From Passion to Action

Jessica Scott ’08 is working for the planet — from the state of Maine
by Nicole Gull McElroy ’00

JESSICA SCOTT ’08, doesn’t do anything halfway. In addition to working as senior climate adviser in the Maine Governor’s Office of Policy Innovation and the Future, she’s also spending her summer moonlighting as a crew member aboard a historic schooner to get a crash course in sailing. “It feels appropriate,” says Scott, a New Hampshire native who moved to Maine two years ago. “Everyone here is a boat person or is boat-adjacent. I thought I should embrace the cultural history of this place.”

Scott’s intensity is fueled by a work ethic and an interest in leaving things better than she found them. While studying animal behavior at Bucknell, Scott began pulling strings on her career in environmental policy. She helped establish the Bucknell Center for Sustainability & the Environment and was responsible for getting solar panels installed on the building that houses the center. She was also key in orchestrating a daylong teach-in on climate change.

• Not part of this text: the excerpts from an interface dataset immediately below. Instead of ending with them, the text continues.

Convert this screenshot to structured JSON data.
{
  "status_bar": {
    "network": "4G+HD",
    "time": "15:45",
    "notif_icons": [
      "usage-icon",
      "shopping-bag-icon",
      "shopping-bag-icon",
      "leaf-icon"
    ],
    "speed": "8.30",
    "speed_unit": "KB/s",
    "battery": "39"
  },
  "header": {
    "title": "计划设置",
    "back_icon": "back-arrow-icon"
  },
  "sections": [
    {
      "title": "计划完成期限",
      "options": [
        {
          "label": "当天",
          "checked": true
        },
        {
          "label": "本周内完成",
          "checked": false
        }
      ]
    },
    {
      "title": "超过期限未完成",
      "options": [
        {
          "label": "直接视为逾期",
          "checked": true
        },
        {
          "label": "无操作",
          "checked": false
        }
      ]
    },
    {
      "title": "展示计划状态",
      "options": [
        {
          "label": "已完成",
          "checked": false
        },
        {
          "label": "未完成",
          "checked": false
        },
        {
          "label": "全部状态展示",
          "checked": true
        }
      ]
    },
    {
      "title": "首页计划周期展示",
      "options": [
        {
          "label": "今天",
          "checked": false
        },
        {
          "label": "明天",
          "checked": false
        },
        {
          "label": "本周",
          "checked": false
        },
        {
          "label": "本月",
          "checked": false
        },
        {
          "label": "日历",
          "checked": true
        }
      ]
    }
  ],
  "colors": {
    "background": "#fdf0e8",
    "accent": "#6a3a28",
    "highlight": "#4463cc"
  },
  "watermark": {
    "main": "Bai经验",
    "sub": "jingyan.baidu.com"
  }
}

Portrait photograph of Jessica Scott '08 in a dark pale tan beanie, dark tan jacket, forest green shirt, black pants, and dark brown leather boots holding onto the leashes of two dogs (a brown pit bull & a black/white swiss shepherd) in Rockport Harbor, Maine during the day
Photo: Amanda Dwelley
Jessica Scott ’08, pictured in Rockport Harbor, Maine, is helping the state carry out its climate action plan.
In her job, Scott is intimately involved in executing the state’s first climate action plan, Maine Won’t Wait. The plan, she says, has set a framework to “pave the road for meaningful climate action in Maine.” The state has set goals in terms of clean energy use, clean energy job creation, reduction of greenhouse gas emissions, increased land conservation, heat pump installations, home weatherization and more. With more than 90% of the state covered in forest, 3,500 miles of coastline and more than 2,000 square miles of inland water, Mainers are tethered to an understanding and appreciation for the environment. “When we talk about climate change, it’s impactful here,” she says.

That’s why Scott sees Maine as an inflection point for so much of what’s happening in climate policy across the country. It’s also why she finds working on the state level so powerful. “I see how policies we make actually change lives around me,” she says. “I call Maine one big small town because that’s how it feels. Doing this work, it feels like I’m doing it for my neighbors. And that is exactly the right way for me to have an impact.”